AceShowbiz - Things that some critics feared of the effect of Netflix's controversial drama "13 Reasons Why" may have come true. A new study suggested that suicide-related searches on Google rose significantly following the release of the drama.
Published in JAMA Internal Medicine, the paper studied Google Trends data from the show's release date on March 31 through April 18. Researches said they used that specific dates so search results wouldn't be contaminated with queries relating to suicide of former NFL star Aaron Hernandez. They also removed from their search queries any terms that included "Suicide Squad".
The researches found that the phrase "how to commit suicide" went up 26 percent and "commit suicide" rose 18 percent.
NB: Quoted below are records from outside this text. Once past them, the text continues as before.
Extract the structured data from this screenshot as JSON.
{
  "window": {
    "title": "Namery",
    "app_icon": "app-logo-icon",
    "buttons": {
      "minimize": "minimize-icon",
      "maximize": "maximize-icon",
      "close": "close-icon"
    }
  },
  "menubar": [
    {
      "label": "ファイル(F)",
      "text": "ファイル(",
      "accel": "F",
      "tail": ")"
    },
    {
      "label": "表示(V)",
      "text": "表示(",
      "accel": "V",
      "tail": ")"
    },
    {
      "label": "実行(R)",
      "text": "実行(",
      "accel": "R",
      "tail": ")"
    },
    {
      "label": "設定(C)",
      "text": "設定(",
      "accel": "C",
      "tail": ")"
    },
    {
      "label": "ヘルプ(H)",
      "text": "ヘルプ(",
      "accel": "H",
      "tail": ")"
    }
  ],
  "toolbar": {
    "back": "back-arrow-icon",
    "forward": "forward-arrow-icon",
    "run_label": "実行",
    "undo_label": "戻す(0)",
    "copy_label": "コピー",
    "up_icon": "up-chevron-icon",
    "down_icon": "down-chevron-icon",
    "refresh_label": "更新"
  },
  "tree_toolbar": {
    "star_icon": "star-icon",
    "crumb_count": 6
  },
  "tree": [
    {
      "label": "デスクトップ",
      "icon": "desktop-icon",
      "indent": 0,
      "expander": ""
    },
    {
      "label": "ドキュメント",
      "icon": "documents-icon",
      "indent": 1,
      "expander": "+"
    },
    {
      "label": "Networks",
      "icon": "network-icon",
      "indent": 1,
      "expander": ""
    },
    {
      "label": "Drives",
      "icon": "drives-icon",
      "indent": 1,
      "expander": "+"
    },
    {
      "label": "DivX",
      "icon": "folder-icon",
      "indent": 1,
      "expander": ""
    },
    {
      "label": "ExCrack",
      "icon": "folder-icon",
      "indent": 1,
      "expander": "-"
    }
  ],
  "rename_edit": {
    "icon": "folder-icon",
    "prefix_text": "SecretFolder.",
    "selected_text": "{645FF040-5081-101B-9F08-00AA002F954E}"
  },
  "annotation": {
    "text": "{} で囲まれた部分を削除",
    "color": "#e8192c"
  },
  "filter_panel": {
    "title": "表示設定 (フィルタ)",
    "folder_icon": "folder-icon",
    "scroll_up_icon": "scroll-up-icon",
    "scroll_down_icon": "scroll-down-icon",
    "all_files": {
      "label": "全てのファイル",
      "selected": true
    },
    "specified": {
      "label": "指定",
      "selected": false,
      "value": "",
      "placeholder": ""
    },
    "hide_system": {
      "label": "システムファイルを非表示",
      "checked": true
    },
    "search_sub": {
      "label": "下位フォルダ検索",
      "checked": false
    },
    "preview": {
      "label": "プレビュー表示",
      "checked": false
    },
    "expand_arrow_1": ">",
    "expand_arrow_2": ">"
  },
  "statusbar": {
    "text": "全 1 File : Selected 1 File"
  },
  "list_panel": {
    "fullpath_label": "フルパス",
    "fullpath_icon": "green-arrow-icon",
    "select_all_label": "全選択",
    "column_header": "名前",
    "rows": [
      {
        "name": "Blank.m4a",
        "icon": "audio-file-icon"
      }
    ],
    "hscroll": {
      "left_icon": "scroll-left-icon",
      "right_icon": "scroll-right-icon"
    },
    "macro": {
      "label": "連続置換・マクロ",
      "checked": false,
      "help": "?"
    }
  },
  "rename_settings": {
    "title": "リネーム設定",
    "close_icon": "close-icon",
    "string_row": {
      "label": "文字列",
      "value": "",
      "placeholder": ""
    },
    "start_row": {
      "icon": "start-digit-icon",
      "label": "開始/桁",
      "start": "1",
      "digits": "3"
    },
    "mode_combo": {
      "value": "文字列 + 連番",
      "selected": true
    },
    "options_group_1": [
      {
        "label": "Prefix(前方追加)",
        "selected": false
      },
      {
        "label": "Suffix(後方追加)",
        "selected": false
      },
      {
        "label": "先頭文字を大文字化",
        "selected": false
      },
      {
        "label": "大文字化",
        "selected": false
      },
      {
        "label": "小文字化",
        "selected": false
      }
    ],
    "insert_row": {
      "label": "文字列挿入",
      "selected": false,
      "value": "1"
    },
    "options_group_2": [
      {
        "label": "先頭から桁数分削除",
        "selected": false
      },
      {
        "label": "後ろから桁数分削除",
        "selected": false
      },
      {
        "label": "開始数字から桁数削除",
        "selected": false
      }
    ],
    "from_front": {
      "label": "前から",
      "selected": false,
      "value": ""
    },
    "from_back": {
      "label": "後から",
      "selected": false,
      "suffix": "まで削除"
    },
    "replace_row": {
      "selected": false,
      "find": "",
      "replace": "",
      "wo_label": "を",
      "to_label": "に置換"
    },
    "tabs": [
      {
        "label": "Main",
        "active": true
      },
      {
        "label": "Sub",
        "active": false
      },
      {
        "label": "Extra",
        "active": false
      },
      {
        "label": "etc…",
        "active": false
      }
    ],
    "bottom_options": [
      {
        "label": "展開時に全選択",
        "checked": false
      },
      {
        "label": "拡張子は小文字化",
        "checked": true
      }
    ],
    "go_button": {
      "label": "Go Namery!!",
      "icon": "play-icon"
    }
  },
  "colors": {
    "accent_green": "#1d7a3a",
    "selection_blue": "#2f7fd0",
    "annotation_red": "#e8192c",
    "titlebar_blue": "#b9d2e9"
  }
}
In addition, "how to kill yourself" increased by nine percent.
However, there was also a jump search of terms which indicated an increase in suicide awareness. Terms like "suicide hotline number" went up 21 percent, while "teen suicide" rose 34 percent.
"The data shows that '13 Reasons Why' isn't fit for public health," Dr. John Ayers, the study's lead author, told Global News. "Even though it's causing somewhat of an increase in suicide awareness and people seeking information on how to prevent suicide, we saw an increase in searches on how to commit suicide, literally, how to have a painless suicide."
"One hundred percent it did more harm than good. It should be taken down," Ayers added. The research, however, didn't state that "any query preceded an actual suicide attempt."
"13 Reasons Why" followed Hannah Baker (Katherine Langford), a high school student who killed herself after she was bullied. She left 13 cassette tapes, which she recorded before she took her own life, that explained her decision to commit suicide. Back in June, a 23-year-old Peruvian committed suicide and left behind recordings on his computer in a similar way to what Hannah did.
In response to the study, Netflix told PEOPLE in a statement, "We always believed this show would increase discussion around this tough subject matter. This is an interesting quasi experimental study that confirms this. We are looking forward to more research and taking everything we learn to heart as we prepare for season 2."